Repeat the data below exactly, dropping any pictures it holds.

------------------------------------------------------------

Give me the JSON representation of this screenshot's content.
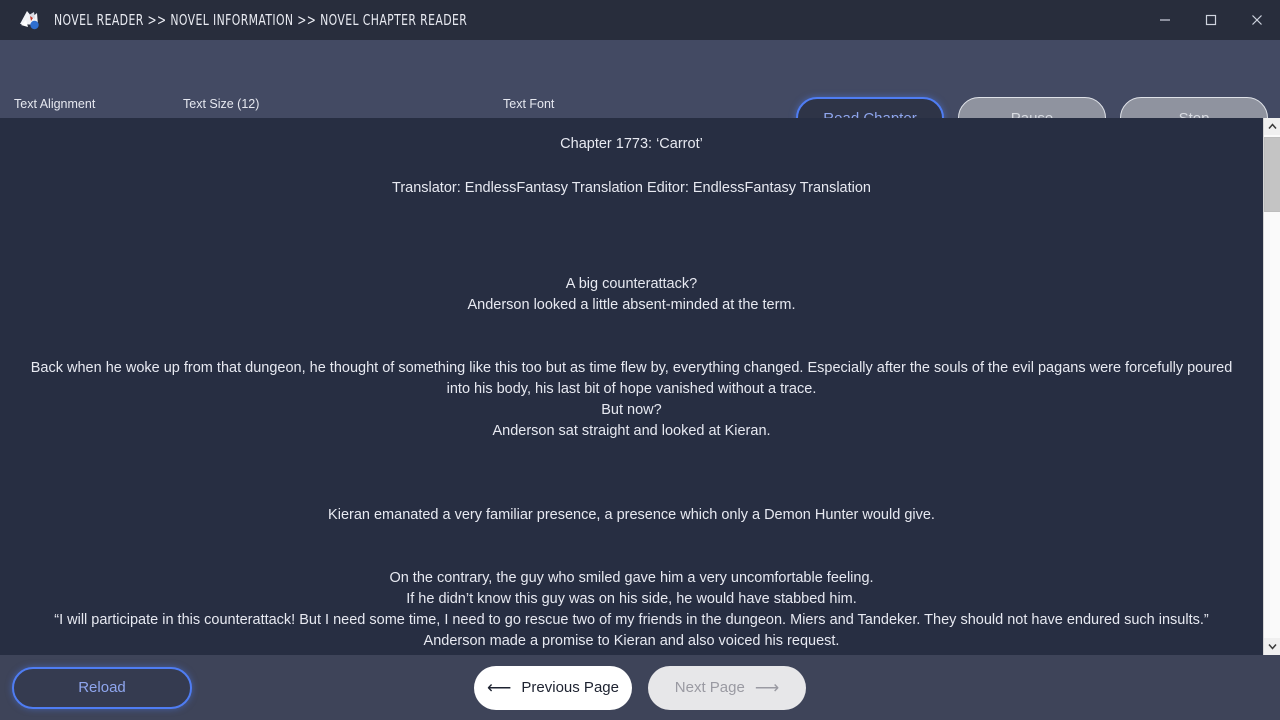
{
  "window": {
    "title": "NOVEL READER >> NOVEL INFORMATION >> NOVEL CHAPTER READER",
    "app_icon": "novel-reader-app-icon",
    "minimize": "—",
    "maximize": "☐",
    "close": "✕",
    "accent_blue": "#4f7df3",
    "accent_cyan": "#3cb8d4",
    "titlebar_bg": "#282d3c",
    "toolbar_bg": "#434a63",
    "content_bg": "#272e42",
    "bottombar_bg": "#3e4459"
  },
  "toolbar": {
    "alignment_label": "Text Alignment",
    "alignment_options": [
      "align-left",
      "align-center",
      "align-right"
    ],
    "text_size_label": "Text Size (12)",
    "text_size_value": 12,
    "text_size_percent": 12,
    "font_label": "Text Font",
    "font_value": "",
    "font_chevron": "⌄",
    "read_label": "Read Chapter",
    "pause_label": "Pause",
    "stop_label": "Stop"
  },
  "content": {
    "chapter_title": "Chapter 1773: ‘Carrot’",
    "credits": "Translator: EndlessFantasy Translation  Editor: EndlessFantasy Translation",
    "paragraphs": [
      "A big counterattack?",
      "Anderson looked a little absent-minded at the term.",
      "Back when he woke up from that dungeon, he thought of something like this too but as time flew by, everything changed. Especially after the souls of the evil pagans were forcefully poured into his body, his last bit of hope vanished without a trace.",
      "But now?",
      "Anderson sat straight and looked at Kieran.",
      "Kieran emanated a very familiar presence, a presence which only a Demon Hunter would give.",
      "On the contrary, the guy who smiled gave him a very uncomfortable feeling.",
      "If he didn’t know this guy was on his side, he would have stabbed him.",
      "“I will participate in this counterattack! But I need some time, I need to go rescue two of my friends in the dungeon. Miers and Tandeker. They should not have endured such insults.”",
      "Anderson made a promise to Kieran and also voiced his request."
    ]
  },
  "scrollbar": {
    "up_arrow": "⌃",
    "down_arrow": "⌄"
  },
  "footer": {
    "reload_label": "Reload",
    "prev_arrow": "⟵",
    "prev_label": "Previous Page",
    "next_label": "Next Page",
    "next_arrow": "⟶"
  }
}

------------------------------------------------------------

**RESPONSE AREA**
Give me the JSON representation of this screenshot's content.
{
  "window": {
    "title": "NOVEL READER >> NOVEL INFORMATION >> NOVEL CHAPTER READER",
    "app_icon": "novel-reader-app-icon",
    "minimize": "—",
    "maximize": "☐",
    "close": "✕",
    "accent_blue": "#4f7df3",
    "accent_cyan": "#3cb8d4",
    "titlebar_bg": "#282d3c",
    "toolbar_bg": "#434a63",
    "content_bg": "#272e42",
    "bottombar_bg": "#3e4459"
  },
  "toolbar": {
    "alignment_label": "Text Alignment",
    "alignment_options": [
      "align-left",
      "align-center",
      "align-right"
    ],
    "text_size_label": "Text Size (12)",
    "text_size_value": 12,
    "text_size_percent": 12,
    "font_label": "Text Font",
    "font_value": "",
    "font_chevron": "⌄",
    "read_label": "Read Chapter",
    "pause_label": "Pause",
    "stop_label": "Stop"
  },
  "content": {
    "chapter_title": "Chapter 1773: ‘Carrot’",
    "credits": "Translator: EndlessFantasy Translation  Editor: EndlessFantasy Translation",
    "paragraphs": [
      "A big counterattack?",
      "Anderson looked a little absent-minded at the term.",
      "Back when he woke up from that dungeon, he thought of something like this too but as time flew by, everything changed. Especially after the souls of the evil pagans were forcefully poured into his body, his last bit of hope vanished without a trace.",
      "But now?",
      "Anderson sat straight and looked at Kieran.",
      "Kieran emanated a very familiar presence, a presence which only a Demon Hunter would give.",
      "On the contrary, the guy who smiled gave him a very uncomfortable feeling.",
      "If he didn’t know this guy was on his side, he would have stabbed him.",
      "“I will participate in this counterattack! But I need some time, I need to go rescue two of my friends in the dungeon. Miers and Tandeker. They should not have endured such insults.”",
      "Anderson made a promise to Kieran and also voiced his request."
    ]
  },
  "scrollbar": {
    "up_arrow": "⌃",
    "down_arrow": "⌄"
  },
  "footer": {
    "reload_label": "Reload",
    "prev_arrow": "⟵",
    "prev_label": "Previous Page",
    "next_label": "Next Page",
    "next_arrow": "⟶"
  }
}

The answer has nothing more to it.